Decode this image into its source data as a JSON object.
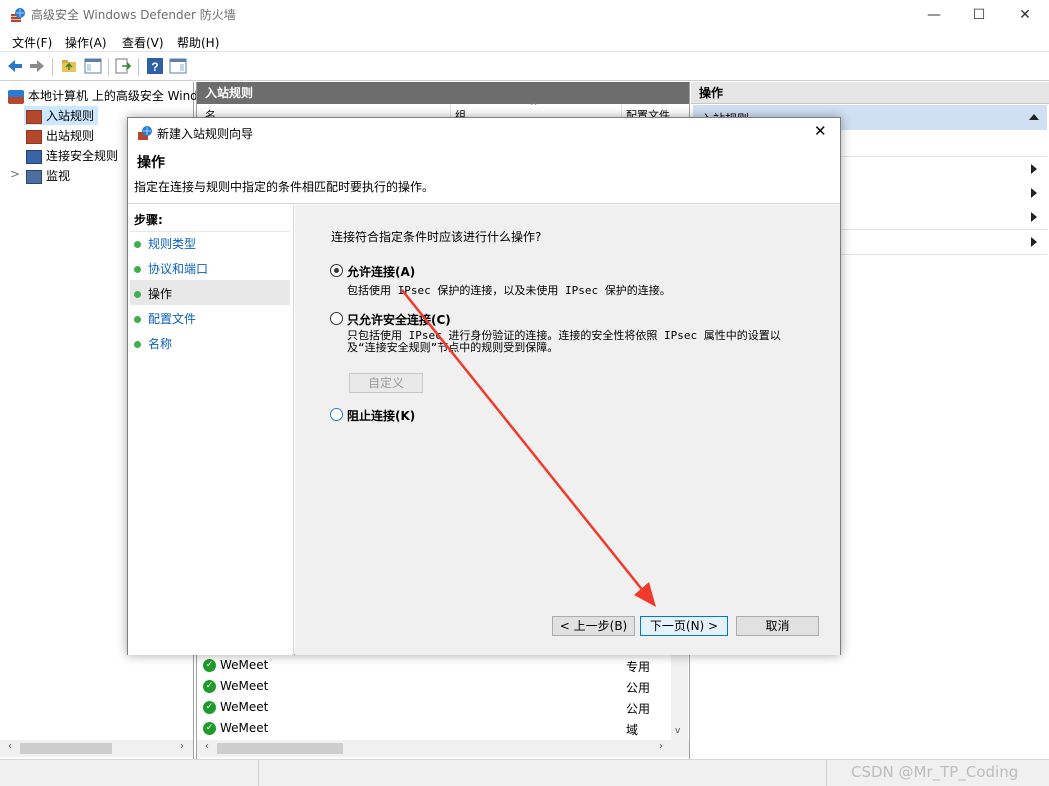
{
  "window": {
    "title": "高级安全 Windows Defender 防火墙",
    "minimize_glyph": "—",
    "maximize_glyph": "☐",
    "close_glyph": "✕"
  },
  "menu": [
    "文件(F)",
    "操作(A)",
    "查看(V)",
    "帮助(H)"
  ],
  "tree": {
    "root": "本地计算机 上的高级安全 Wind",
    "items": [
      "入站规则",
      "出站规则",
      "连接安全规则",
      "监视"
    ],
    "expand_glyph": ">"
  },
  "middle": {
    "header": "入站规则",
    "col_partial_1": "名",
    "col_partial_2": "组",
    "col_partial_3": "配置文件",
    "rows": [
      {
        "name": "WeMeet",
        "profile": "专用"
      },
      {
        "name": "WeMeet",
        "profile": "公用"
      },
      {
        "name": "WeMeet",
        "profile": "公用"
      },
      {
        "name": "WeMeet",
        "profile": "域"
      }
    ]
  },
  "right": {
    "header": "操作",
    "subheader": "入站规则"
  },
  "dialog": {
    "title": "新建入站规则向导",
    "heading": "操作",
    "description": "指定在连接与规则中指定的条件相匹配时要执行的操作。",
    "steps_title": "步骤:",
    "steps": [
      "规则类型",
      "协议和端口",
      "操作",
      "配置文件",
      "名称"
    ],
    "question": "连接符合指定条件时应该进行什么操作?",
    "options": [
      {
        "label": "允许连接(A)",
        "desc": "包括使用 IPsec 保护的连接，以及未使用 IPsec 保护的连接。",
        "selected": true
      },
      {
        "label": "只允许安全连接(C)",
        "desc": "只包括使用 IPsec 进行身份验证的连接。连接的安全性将依照 IPsec 属性中的设置以及“连接安全规则”节点中的规则受到保障。",
        "selected": false
      },
      {
        "label": "阻止连接(K)",
        "desc": "",
        "selected": false
      }
    ],
    "customize_label": "自定义",
    "back_label": "< 上一步(B)",
    "next_label": "下一页(N) >",
    "cancel_label": "取消",
    "close_glyph": "✕"
  },
  "watermark": "CSDN @Mr_TP_Coding",
  "colors": {
    "pane_header": "#6d6d6d",
    "step_link": "#0a5fbf",
    "arrow": "#f03a2c",
    "check_green": "#1e9b2a"
  }
}
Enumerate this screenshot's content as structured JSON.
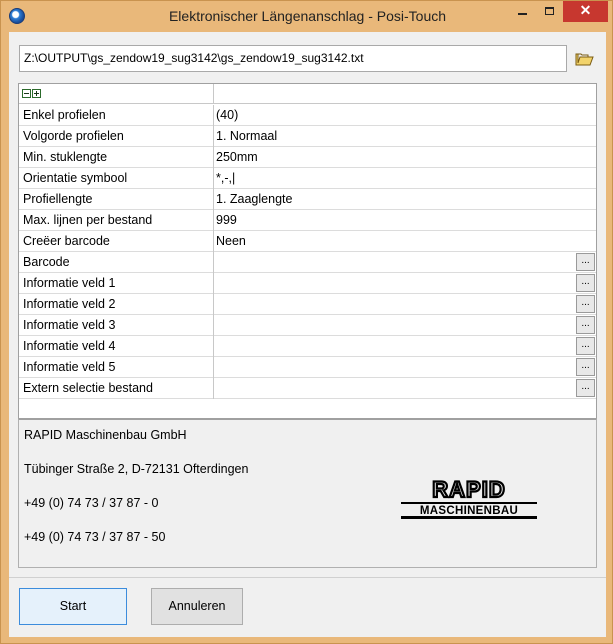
{
  "window": {
    "title": "Elektronischer Längenanschlag - Posi-Touch",
    "accent_color": "#e9b87a",
    "close_color": "#c7372f"
  },
  "path": {
    "value": "Z:\\OUTPUT\\gs_zendow19_sug3142\\gs_zendow19_sug3142.txt"
  },
  "grid": {
    "rows": [
      {
        "label": "Enkel profielen",
        "value": "(40)",
        "has_button": false
      },
      {
        "label": "Volgorde profielen",
        "value": "1. Normaal",
        "has_button": false
      },
      {
        "label": "Min. stuklengte",
        "value": "250mm",
        "has_button": false
      },
      {
        "label": "Orientatie symbool",
        "value": "*,-,|",
        "has_button": false
      },
      {
        "label": "Profiellengte",
        "value": "1. Zaaglengte",
        "has_button": false
      },
      {
        "label": "Max. lijnen per bestand",
        "value": "999",
        "has_button": false
      },
      {
        "label": "Creëer barcode",
        "value": "Neen",
        "has_button": false
      },
      {
        "label": "Barcode",
        "value": "",
        "has_button": true
      },
      {
        "label": "Informatie veld 1",
        "value": "",
        "has_button": true
      },
      {
        "label": "Informatie veld 2",
        "value": "",
        "has_button": true
      },
      {
        "label": "Informatie veld 3",
        "value": "",
        "has_button": true
      },
      {
        "label": "Informatie veld 4",
        "value": "",
        "has_button": true
      },
      {
        "label": "Informatie veld 5",
        "value": "",
        "has_button": true
      },
      {
        "label": "Extern selectie bestand",
        "value": "",
        "has_button": true
      }
    ],
    "ellipsis_label": "..."
  },
  "company": {
    "name": "RAPID Maschinenbau GmbH",
    "address": "Tübinger Straße 2, D-72131 Ofterdingen",
    "phone": "+49 (0) 74 73 / 37 87 - 0",
    "fax": "+49 (0) 74 73 / 37 87 - 50",
    "logo_top": "RAPID",
    "logo_bottom": "MASCHINENBAU"
  },
  "buttons": {
    "start": "Start",
    "cancel": "Annuleren"
  }
}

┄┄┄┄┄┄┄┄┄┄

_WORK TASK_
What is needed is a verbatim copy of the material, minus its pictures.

_OUTPUT FOR THIS TASK_
Decode this image into its source data as a JSON object.
{
  "window": {
    "title": "高级安全 Windows Defender 防火墙",
    "minimize_glyph": "—",
    "maximize_glyph": "☐",
    "close_glyph": "✕"
  },
  "menu": [
    "文件(F)",
    "操作(A)",
    "查看(V)",
    "帮助(H)"
  ],
  "tree": {
    "root": "本地计算机 上的高级安全 Wind",
    "items": [
      "入站规则",
      "出站规则",
      "连接安全规则",
      "监视"
    ],
    "expand_glyph": ">"
  },
  "middle": {
    "header": "入站规则",
    "col_partial_1": "名",
    "col_partial_2": "组",
    "col_partial_3": "配置文件",
    "rows": [
      {
        "name": "WeMeet",
        "profile": "专用"
      },
      {
        "name": "WeMeet",
        "profile": "公用"
      },
      {
        "name": "WeMeet",
        "profile": "公用"
      },
      {
        "name": "WeMeet",
        "profile": "域"
      }
    ]
  },
  "right": {
    "header": "操作",
    "subheader": "入站规则"
  },
  "dialog": {
    "title": "新建入站规则向导",
    "heading": "操作",
    "description": "指定在连接与规则中指定的条件相匹配时要执行的操作。",
    "steps_title": "步骤:",
    "steps": [
      "规则类型",
      "协议和端口",
      "操作",
      "配置文件",
      "名称"
    ],
    "question": "连接符合指定条件时应该进行什么操作?",
    "options": [
      {
        "label": "允许连接(A)",
        "desc": "包括使用 IPsec 保护的连接，以及未使用 IPsec 保护的连接。",
        "selected": true
      },
      {
        "label": "只允许安全连接(C)",
        "desc": "只包括使用 IPsec 进行身份验证的连接。连接的安全性将依照 IPsec 属性中的设置以及“连接安全规则”节点中的规则受到保障。",
        "selected": false
      },
      {
        "label": "阻止连接(K)",
        "desc": "",
        "selected": false
      }
    ],
    "customize_label": "自定义",
    "back_label": "< 上一步(B)",
    "next_label": "下一页(N) >",
    "cancel_label": "取消",
    "close_glyph": "✕"
  },
  "watermark": "CSDN @Mr_TP_Coding",
  "colors": {
    "pane_header": "#6d6d6d",
    "step_link": "#0a5fbf",
    "arrow": "#f03a2c",
    "check_green": "#1e9b2a"
  }
}
Enumerate this screenshot's content as structured JSON.
{
  "window": {
    "title": "Elektronischer Längenanschlag - Posi-Touch",
    "accent_color": "#e9b87a",
    "close_color": "#c7372f"
  },
  "path": {
    "value": "Z:\\OUTPUT\\gs_zendow19_sug3142\\gs_zendow19_sug3142.txt"
  },
  "grid": {
    "rows": [
      {
        "label": "Enkel profielen",
        "value": "(40)",
        "has_button": false
      },
      {
        "label": "Volgorde profielen",
        "value": "1. Normaal",
        "has_button": false
      },
      {
        "label": "Min. stuklengte",
        "value": "250mm",
        "has_button": false
      },
      {
        "label": "Orientatie symbool",
        "value": "*,-,|",
        "has_button": false
      },
      {
        "label": "Profiellengte",
        "value": "1. Zaaglengte",
        "has_button": false
      },
      {
        "label": "Max. lijnen per bestand",
        "value": "999",
        "has_button": false
      },
      {
        "label": "Creëer barcode",
        "value": "Neen",
        "has_button": false
      },
      {
        "label": "Barcode",
        "value": "",
        "has_button": true
      },
      {
        "label": "Informatie veld 1",
        "value": "",
        "has_button": true
      },
      {
        "label": "Informatie veld 2",
        "value": "",
        "has_button": true
      },
      {
        "label": "Informatie veld 3",
        "value": "",
        "has_button": true
      },
      {
        "label": "Informatie veld 4",
        "value": "",
        "has_button": true
      },
      {
        "label": "Informatie veld 5",
        "value": "",
        "has_button": true
      },
      {
        "label": "Extern selectie bestand",
        "value": "",
        "has_button": true
      }
    ],
    "ellipsis_label": "..."
  },
  "company": {
    "name": "RAPID Maschinenbau GmbH",
    "address": "Tübinger Straße 2, D-72131 Ofterdingen",
    "phone": "+49 (0) 74 73 / 37 87 - 0",
    "fax": "+49 (0) 74 73 / 37 87 - 50",
    "logo_top": "RAPID",
    "logo_bottom": "MASCHINENBAU"
  },
  "buttons": {
    "start": "Start",
    "cancel": "Annuleren"
  }
}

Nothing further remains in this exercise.